● What to work on: Your answer should hold all lines of the entries that include the word "правил".

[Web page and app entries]

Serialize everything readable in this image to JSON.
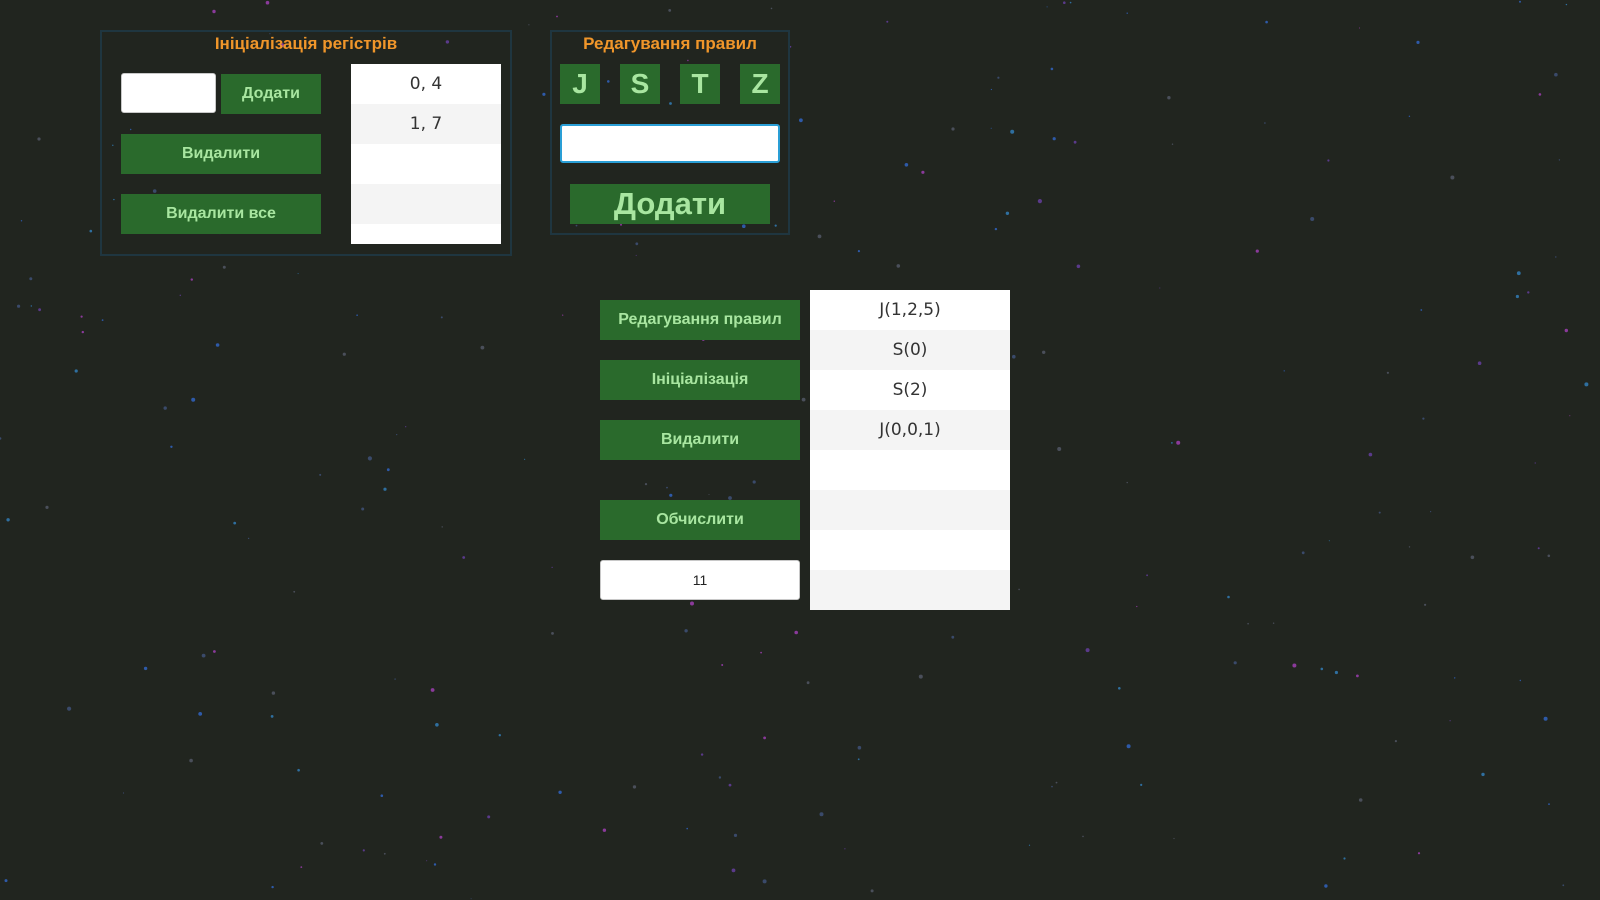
{
  "colors": {
    "background": "#21251f",
    "button": "#2a6a2c",
    "button_text": "#a8e6a0",
    "title": "#f0962a",
    "panel_border": "#1f3640"
  },
  "register_panel": {
    "title": "Ініціалізація регістрів",
    "input_value": "",
    "add_label": "Додати",
    "delete_label": "Видалити",
    "delete_all_label": "Видалити все",
    "items": [
      "0, 4",
      "1, 7",
      "",
      "",
      ""
    ]
  },
  "rules_panel": {
    "title": "Редагування правил",
    "letters": [
      "J",
      "S",
      "T",
      "Z"
    ],
    "input_value": "",
    "add_label": "Додати"
  },
  "main": {
    "edit_rules_label": "Редагування правил",
    "init_label": "Ініціалізація",
    "delete_label": "Видалити",
    "compute_label": "Обчислити",
    "result_value": "11",
    "program": [
      "J(1,2,5)",
      "S(0)",
      "S(2)",
      "J(0,0,1)",
      "",
      "",
      "",
      ""
    ]
  }
}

● Task answer:
    "title": "Редагування правил",
    "edit_rules_label": "Редагування правил",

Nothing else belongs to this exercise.